Homophobia Is a Health Hazard
O'Hanlan, Katherine A., Robertson, Patricia, Cabaj, Robert Paul, Schatz, Benjamin, Nemrow, Paul, USA TODAY
TO A LARGE EXTENT, American society has made gay men and lesbians the brunt of multiple levels of prejudice, with negative assumptions about their morality, trustworthiness, employability, and integrity. (Similar accusations have been made against African-Americans, Jews, and other ethnic groups.) As a result, gay men and lesbians developed a hidden subculture among themselves that only recently has become much more open, and now weaves throughout all segments of society. Surveys of the homosexual community suggest that medical practitioners may lack knowledge of the issues salient in the lives of gay men and lesbians and inadvertently and sometimes purposely have alienated their patients. The gay and lesbian community is much more visible today and is asking for health care that recognizes its unique medical demographic profile and is provided with the same degree of knowledge, sensitivity, and respect afforded other segmeets of America's large and diverse society. Homophobia is defined as the "unreasoning fear of or antipathy toward homosexuals and homosexuality." It operates on two levels: internally and externally. internal homophobia represents prejudices that individuals incorporate into their belief systems as they grow up in societies biased against gays and lesbians. External homophobia is the overt expression of those biases, ranging from social avoidance to legal and religious proscription to violence.

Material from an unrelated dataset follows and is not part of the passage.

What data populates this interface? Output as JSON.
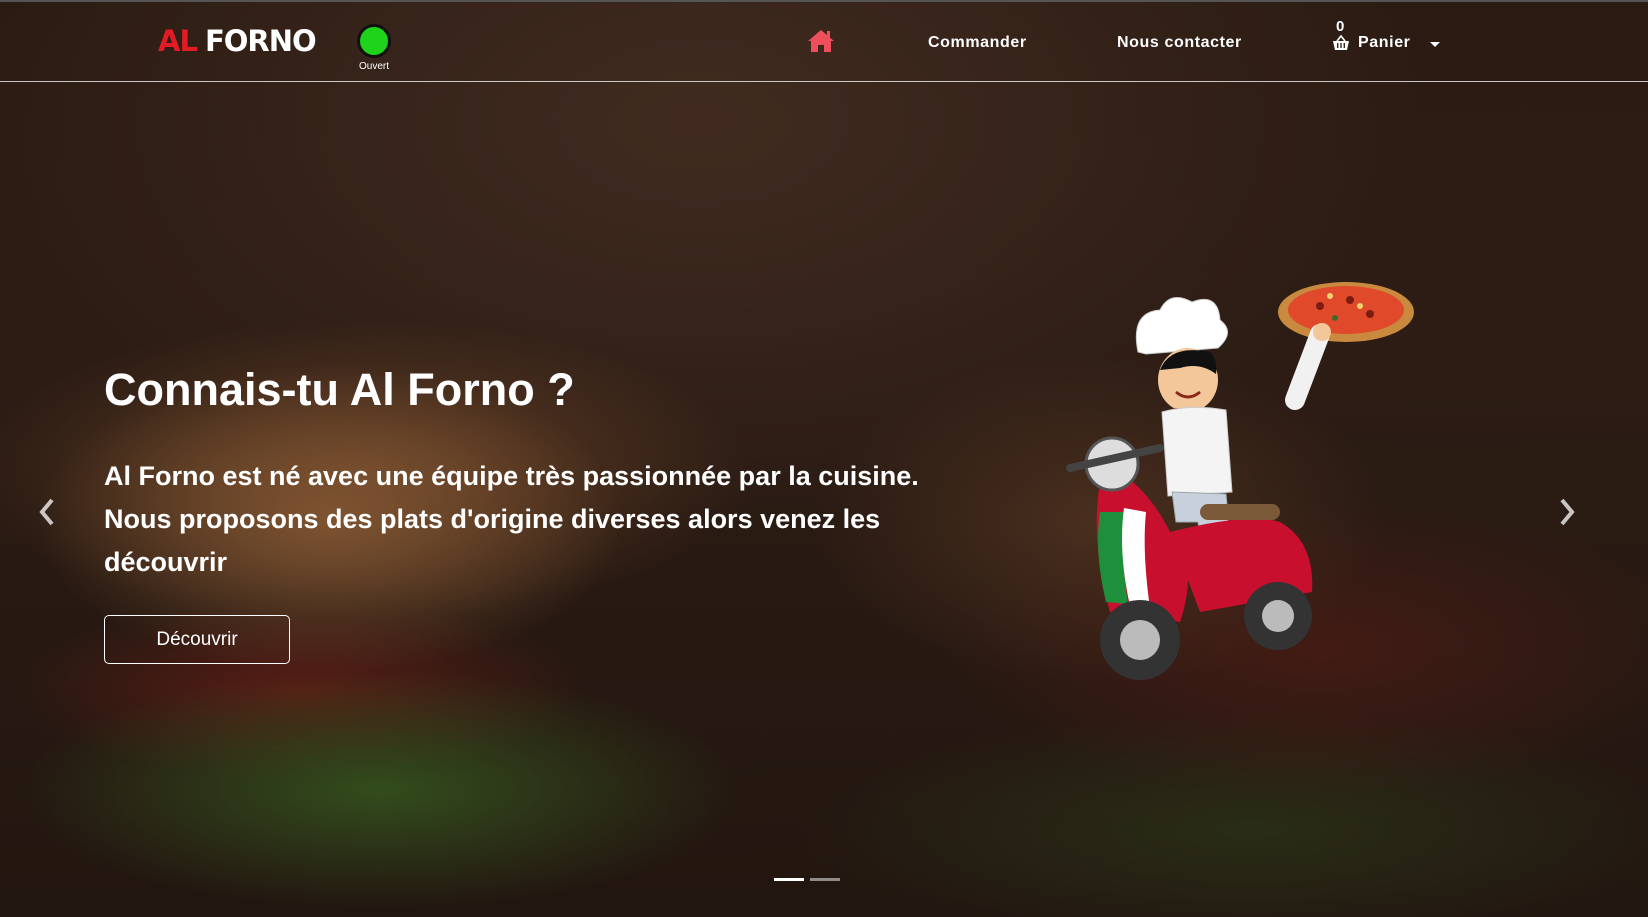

There is no scientific basis for homophobic prejudice. The initial classification of homosexuality as a mental disorder in the Diagnostic and Statistical Manual (DSM-III) has been reviewed extensively and found to be reflective only of the social mores at the time it was inserted. The extensive psychiatric literature reveals no major differences in levels of maturity, neuroticism, psychological adjustment, goal orientation, or self-actualization between heterosexuals and homosexuals. A few studies, though, have revealed slightly higher lifetime rates of depression, attempted suicide, psychological help seeking, and substance abuse among the latter. These rates are attributed to the chronic stress from the endurance of societal hatred or the ascription of inferior status. This stress may have worse mental health implications than other stressors because of the frequent loss of familial support systems and the concealment and suppression of feelings and thoughts.
The developmental steps gay men and lesbians must negotiate helps explain the psychological injury to which they are vulnerable. These include recognizing and accepting their homosexual orientation despite pervasive familial and societal condemnation; developing a new identity as a gay/lesbian person, a process labeled "coming out"; and confronting ubiquitous homophobia.
Children, sometimes as young as two to eight years old, who experience homosexual feelings often are isolated and alienated from family members who perceive that heterosexuality is the only acceptable "norm." In American society, some religious organizations promote homophobia by depicting homosexuality as an immoral proclivity that must be resisted, often telling gay and lesbian children they are wicked and condemned to hell. Educational institutions do not teach children about diversity of orientation, particularly at the ages when most youths begin to discern their orientation. The paucity of gay and lesbian role models in society, combined with negative stereotypes in the media, further diminishes the ability of gay and lesbian youth to develop a positive self-identity and gain respect and understanding from their peers.
The Committee on Adolescence of the American Academy of Pediatrics acknowledged in 1993 that gay and lesbian youth, while attempting to reconcile their feelings with negative societal stereotypes, confront a "lack of accurate knowledge, [a] scarcity of positive role models, and an absence of opportunity for open discussion. Such rejection may lead to isolation, run-away behavior, homelessness, domestic violence, depression, suicide, substance abuse, and school or job failure. …